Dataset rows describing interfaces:
▽
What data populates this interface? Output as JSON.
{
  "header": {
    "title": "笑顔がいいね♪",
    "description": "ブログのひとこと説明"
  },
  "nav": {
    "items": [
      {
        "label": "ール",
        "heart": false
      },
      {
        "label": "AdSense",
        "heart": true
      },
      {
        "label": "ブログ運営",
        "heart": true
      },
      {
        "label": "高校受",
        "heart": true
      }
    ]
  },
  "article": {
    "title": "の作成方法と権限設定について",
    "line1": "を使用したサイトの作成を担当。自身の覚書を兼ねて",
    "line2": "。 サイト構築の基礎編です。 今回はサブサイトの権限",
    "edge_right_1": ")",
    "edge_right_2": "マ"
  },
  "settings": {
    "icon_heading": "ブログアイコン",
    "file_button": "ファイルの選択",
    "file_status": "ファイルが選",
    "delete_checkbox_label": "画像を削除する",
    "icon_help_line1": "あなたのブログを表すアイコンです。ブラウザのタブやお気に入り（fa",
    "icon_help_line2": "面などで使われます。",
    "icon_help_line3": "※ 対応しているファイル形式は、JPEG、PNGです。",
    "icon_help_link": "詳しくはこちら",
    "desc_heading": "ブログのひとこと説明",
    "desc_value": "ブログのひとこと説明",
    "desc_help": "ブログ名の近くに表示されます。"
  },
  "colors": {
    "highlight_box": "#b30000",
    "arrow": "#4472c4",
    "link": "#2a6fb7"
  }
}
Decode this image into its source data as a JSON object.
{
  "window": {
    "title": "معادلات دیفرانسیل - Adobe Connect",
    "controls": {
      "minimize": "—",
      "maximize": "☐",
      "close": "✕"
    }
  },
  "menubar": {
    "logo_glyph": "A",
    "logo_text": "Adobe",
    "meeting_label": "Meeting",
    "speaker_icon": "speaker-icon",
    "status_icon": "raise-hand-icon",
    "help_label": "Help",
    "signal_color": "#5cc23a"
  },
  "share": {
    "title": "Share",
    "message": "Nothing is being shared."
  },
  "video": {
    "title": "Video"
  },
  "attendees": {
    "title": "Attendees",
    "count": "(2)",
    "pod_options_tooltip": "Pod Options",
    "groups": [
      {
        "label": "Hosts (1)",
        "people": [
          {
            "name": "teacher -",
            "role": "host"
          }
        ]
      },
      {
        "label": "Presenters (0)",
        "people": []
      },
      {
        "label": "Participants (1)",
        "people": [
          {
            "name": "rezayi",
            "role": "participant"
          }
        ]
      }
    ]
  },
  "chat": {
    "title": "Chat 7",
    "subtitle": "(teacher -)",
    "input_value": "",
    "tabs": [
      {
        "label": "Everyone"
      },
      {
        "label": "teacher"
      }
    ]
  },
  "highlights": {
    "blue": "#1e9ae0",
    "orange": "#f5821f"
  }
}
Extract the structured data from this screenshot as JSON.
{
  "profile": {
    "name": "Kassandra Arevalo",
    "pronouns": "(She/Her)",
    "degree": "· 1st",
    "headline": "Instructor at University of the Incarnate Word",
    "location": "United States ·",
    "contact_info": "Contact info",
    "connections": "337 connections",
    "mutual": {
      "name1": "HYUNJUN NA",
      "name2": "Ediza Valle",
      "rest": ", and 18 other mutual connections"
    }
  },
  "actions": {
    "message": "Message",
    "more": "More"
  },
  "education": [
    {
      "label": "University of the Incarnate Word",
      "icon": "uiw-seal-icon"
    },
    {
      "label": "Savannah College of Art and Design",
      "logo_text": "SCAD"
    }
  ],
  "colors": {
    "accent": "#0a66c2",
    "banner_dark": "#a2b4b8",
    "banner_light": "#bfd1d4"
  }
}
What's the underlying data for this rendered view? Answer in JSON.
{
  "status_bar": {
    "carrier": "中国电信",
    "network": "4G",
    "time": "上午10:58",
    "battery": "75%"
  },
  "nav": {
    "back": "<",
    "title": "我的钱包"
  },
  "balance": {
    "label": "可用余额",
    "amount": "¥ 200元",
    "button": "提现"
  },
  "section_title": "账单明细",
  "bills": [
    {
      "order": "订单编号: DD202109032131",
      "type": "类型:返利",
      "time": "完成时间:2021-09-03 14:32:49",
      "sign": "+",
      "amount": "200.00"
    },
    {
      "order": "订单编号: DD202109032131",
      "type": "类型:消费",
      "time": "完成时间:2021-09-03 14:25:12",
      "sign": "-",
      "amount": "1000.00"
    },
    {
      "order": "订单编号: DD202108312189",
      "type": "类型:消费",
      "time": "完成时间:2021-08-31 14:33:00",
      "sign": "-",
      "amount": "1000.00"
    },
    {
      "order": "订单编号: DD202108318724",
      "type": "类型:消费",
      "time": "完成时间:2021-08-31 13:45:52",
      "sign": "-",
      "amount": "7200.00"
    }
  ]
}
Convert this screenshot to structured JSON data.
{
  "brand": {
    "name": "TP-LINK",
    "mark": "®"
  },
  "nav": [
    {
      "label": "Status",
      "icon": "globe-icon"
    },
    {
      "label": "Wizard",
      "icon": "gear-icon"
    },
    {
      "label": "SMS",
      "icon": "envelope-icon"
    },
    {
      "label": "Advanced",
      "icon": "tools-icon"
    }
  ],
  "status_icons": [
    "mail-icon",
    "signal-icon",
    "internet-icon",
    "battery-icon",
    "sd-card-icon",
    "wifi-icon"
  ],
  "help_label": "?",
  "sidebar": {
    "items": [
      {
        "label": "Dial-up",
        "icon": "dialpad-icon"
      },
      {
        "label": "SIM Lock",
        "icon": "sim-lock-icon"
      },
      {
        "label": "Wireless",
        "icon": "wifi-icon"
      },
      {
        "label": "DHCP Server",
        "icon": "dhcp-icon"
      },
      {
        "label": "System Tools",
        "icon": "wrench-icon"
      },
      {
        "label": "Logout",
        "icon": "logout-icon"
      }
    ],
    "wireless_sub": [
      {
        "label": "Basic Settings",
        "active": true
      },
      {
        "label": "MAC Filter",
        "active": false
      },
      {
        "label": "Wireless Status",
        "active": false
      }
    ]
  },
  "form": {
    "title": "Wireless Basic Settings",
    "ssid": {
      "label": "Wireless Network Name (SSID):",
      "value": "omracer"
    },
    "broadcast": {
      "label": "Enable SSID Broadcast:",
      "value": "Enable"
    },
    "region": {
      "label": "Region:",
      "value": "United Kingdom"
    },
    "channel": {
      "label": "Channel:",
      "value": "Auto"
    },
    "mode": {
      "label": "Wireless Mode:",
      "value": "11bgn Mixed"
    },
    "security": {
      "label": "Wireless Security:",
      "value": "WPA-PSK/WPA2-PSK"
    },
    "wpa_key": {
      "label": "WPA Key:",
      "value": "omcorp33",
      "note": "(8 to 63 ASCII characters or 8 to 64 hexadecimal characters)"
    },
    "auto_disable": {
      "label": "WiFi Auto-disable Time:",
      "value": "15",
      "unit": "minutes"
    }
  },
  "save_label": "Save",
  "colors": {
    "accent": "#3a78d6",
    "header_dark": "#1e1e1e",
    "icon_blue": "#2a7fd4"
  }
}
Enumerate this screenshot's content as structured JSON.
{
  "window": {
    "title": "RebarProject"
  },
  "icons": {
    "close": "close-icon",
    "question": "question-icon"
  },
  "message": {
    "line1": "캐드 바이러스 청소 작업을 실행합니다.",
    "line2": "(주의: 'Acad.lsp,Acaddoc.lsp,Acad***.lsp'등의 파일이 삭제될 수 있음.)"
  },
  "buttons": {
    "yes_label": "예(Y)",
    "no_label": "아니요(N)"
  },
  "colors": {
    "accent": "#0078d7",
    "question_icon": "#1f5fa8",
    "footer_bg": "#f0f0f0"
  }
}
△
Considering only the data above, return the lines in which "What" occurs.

* Solution:
What data populates this interface? Output as JSON.
What's the underlying data for this rendered view? Answer in JSON.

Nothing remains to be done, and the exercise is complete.